_TASK PROMPT_.
For every line in the records below that holds "Gather", make a copy.

_EXTRACTED INFORMATION_.
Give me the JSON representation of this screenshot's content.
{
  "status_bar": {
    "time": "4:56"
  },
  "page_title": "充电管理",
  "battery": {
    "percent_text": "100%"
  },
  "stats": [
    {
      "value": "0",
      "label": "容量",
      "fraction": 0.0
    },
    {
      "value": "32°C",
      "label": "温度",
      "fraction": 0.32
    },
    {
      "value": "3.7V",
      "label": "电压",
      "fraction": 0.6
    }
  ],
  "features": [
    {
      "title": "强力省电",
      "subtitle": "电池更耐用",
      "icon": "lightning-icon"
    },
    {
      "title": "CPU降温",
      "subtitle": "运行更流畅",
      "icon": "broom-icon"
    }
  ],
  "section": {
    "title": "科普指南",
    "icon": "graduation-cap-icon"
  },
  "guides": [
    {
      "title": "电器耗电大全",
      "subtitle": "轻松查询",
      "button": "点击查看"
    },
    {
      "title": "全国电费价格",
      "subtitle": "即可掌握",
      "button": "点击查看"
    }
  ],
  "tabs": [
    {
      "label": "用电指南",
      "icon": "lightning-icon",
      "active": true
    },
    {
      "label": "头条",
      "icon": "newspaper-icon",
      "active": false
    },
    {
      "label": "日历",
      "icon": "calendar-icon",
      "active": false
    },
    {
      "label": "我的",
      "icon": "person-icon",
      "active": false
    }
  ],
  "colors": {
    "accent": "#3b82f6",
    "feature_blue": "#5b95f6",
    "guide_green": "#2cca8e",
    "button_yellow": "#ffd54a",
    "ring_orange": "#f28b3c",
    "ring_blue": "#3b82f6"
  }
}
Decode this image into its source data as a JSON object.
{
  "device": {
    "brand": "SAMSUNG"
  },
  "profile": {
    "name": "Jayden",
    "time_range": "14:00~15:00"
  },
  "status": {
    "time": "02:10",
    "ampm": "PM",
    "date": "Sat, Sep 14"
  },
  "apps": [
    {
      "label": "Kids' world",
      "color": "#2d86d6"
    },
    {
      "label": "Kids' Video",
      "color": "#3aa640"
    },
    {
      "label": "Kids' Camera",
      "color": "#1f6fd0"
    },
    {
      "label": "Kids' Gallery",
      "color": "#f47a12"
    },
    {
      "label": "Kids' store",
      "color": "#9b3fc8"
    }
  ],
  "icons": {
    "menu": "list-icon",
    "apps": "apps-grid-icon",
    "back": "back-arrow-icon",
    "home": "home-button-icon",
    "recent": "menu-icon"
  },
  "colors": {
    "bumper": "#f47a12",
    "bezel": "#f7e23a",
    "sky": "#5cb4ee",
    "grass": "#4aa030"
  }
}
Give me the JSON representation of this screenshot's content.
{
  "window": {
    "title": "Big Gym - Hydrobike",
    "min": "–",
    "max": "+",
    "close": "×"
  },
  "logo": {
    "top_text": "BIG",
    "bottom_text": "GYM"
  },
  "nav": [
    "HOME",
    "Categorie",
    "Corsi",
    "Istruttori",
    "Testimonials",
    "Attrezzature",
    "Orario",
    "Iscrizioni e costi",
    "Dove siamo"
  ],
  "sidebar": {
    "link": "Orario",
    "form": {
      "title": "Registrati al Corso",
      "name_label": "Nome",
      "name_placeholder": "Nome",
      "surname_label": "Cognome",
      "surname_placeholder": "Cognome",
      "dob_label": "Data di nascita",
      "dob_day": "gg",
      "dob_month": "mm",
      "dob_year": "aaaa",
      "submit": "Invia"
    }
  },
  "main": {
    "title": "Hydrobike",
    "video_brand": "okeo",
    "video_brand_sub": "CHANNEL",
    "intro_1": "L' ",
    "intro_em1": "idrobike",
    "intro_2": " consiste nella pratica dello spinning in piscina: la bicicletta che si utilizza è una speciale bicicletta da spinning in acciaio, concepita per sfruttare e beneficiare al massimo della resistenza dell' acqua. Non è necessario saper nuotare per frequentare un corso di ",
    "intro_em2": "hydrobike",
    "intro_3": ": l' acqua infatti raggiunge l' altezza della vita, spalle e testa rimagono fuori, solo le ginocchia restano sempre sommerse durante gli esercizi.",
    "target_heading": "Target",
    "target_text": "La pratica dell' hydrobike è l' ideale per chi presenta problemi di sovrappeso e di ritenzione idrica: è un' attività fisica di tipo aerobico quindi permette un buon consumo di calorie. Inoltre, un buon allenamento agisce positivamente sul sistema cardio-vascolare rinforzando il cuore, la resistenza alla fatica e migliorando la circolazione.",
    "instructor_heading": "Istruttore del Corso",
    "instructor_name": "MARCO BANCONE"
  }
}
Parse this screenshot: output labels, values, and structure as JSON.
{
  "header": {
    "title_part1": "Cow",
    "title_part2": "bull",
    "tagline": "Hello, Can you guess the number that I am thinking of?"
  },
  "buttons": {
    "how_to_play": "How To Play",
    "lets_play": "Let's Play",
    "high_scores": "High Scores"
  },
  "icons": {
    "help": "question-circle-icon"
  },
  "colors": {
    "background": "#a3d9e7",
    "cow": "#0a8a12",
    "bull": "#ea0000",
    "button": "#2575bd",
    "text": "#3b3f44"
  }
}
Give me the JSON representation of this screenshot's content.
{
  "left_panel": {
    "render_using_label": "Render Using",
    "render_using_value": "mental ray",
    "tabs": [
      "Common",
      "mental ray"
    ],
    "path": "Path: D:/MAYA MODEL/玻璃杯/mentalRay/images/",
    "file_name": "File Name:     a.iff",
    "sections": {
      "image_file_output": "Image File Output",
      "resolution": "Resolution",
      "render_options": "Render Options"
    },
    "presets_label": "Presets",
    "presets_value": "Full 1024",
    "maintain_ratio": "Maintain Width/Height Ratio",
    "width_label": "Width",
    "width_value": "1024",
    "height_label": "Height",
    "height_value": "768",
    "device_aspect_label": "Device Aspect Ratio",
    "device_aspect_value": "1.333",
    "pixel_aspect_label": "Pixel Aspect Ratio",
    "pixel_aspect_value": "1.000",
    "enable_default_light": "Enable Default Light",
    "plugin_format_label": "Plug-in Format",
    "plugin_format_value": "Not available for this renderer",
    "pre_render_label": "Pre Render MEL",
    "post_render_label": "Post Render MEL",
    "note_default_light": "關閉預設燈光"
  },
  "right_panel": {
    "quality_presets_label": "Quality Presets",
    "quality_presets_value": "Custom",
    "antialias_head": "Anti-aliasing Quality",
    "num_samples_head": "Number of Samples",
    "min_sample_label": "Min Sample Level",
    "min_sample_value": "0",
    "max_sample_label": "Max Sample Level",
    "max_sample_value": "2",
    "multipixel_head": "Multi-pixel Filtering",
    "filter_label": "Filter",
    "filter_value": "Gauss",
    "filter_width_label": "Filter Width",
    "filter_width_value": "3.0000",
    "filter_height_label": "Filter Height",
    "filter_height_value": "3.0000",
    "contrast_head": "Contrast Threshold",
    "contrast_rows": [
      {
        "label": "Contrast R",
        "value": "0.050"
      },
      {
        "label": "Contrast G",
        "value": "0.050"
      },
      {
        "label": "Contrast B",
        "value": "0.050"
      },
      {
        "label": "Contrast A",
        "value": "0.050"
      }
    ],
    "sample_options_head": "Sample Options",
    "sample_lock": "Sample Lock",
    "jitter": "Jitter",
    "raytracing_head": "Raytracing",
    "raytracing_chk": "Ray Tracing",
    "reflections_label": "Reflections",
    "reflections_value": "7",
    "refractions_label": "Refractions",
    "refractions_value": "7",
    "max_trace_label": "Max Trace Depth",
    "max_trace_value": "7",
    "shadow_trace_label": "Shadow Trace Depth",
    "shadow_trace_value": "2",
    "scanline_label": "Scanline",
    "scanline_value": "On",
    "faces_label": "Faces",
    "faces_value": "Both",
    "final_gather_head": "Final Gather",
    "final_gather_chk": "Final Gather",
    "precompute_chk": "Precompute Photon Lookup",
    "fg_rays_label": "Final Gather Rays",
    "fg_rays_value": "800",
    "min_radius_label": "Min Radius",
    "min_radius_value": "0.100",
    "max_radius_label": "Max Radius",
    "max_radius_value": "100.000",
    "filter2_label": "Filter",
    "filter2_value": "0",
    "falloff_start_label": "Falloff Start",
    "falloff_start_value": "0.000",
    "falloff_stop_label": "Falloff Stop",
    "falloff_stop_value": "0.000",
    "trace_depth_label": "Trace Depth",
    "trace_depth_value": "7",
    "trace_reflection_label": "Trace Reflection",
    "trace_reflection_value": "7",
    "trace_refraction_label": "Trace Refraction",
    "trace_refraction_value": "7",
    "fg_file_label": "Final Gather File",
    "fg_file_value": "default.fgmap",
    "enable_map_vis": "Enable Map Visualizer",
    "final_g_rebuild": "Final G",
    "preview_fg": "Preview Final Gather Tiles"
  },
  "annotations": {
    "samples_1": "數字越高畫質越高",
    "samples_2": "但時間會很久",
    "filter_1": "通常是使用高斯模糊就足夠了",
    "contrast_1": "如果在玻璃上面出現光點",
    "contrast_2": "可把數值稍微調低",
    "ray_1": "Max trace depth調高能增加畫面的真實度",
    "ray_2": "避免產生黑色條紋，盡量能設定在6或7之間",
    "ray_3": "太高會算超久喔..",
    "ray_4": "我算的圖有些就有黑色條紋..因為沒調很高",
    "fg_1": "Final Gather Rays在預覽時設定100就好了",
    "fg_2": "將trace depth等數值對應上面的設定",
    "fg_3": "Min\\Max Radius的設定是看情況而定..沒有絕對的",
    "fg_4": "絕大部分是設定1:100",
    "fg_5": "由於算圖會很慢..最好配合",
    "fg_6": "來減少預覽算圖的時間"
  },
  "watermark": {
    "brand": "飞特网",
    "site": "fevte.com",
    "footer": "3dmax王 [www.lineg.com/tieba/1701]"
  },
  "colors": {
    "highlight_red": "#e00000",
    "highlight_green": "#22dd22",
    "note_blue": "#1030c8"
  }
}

_WRITTEN SOLUTION_.
    "final_gather_head": "Final Gather",
    "final_gather_chk": "Final Gather",
    "fg_rays_label": "Final Gather Rays",
    "fg_file_label": "Final Gather File",
    "preview_fg": "Preview Final Gather Tiles"
    "fg_1": "Final Gather Rays在預覽時設定100就好了",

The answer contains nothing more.